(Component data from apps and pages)
⟨

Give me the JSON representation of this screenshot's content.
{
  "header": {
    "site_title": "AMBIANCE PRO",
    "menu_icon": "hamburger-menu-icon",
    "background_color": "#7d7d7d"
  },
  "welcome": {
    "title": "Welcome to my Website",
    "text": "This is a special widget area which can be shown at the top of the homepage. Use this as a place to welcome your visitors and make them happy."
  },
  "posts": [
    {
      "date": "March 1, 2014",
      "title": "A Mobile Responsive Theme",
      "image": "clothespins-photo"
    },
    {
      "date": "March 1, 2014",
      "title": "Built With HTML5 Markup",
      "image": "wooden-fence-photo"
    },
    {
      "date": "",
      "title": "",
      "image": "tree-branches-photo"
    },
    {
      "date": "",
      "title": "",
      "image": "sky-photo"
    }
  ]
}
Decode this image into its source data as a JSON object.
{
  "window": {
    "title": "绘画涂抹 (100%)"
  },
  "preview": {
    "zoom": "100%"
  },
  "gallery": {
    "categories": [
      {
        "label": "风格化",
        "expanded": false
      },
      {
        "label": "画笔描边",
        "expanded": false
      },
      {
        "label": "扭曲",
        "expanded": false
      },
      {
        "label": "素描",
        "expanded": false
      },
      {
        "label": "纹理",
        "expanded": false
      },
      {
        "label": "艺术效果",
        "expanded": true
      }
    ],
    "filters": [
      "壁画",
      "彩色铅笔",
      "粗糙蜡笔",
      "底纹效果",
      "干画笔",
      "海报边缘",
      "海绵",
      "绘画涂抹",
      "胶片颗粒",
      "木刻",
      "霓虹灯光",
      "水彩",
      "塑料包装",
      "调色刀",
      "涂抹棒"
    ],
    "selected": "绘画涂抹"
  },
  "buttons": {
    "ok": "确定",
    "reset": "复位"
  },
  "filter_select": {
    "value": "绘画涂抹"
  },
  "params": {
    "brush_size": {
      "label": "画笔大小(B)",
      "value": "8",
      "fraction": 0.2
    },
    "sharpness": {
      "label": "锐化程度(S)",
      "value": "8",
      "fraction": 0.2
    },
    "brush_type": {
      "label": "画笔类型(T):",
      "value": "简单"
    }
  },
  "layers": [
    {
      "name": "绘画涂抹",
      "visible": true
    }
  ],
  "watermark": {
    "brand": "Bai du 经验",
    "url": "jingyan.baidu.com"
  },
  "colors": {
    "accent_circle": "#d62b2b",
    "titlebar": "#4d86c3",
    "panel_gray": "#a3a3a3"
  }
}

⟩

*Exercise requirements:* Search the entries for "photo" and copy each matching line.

*Result of the task:*
      "image": "clothespins-photo"
      "image": "wooden-fence-photo"
      "image": "tree-branches-photo"
      "image": "sky-photo"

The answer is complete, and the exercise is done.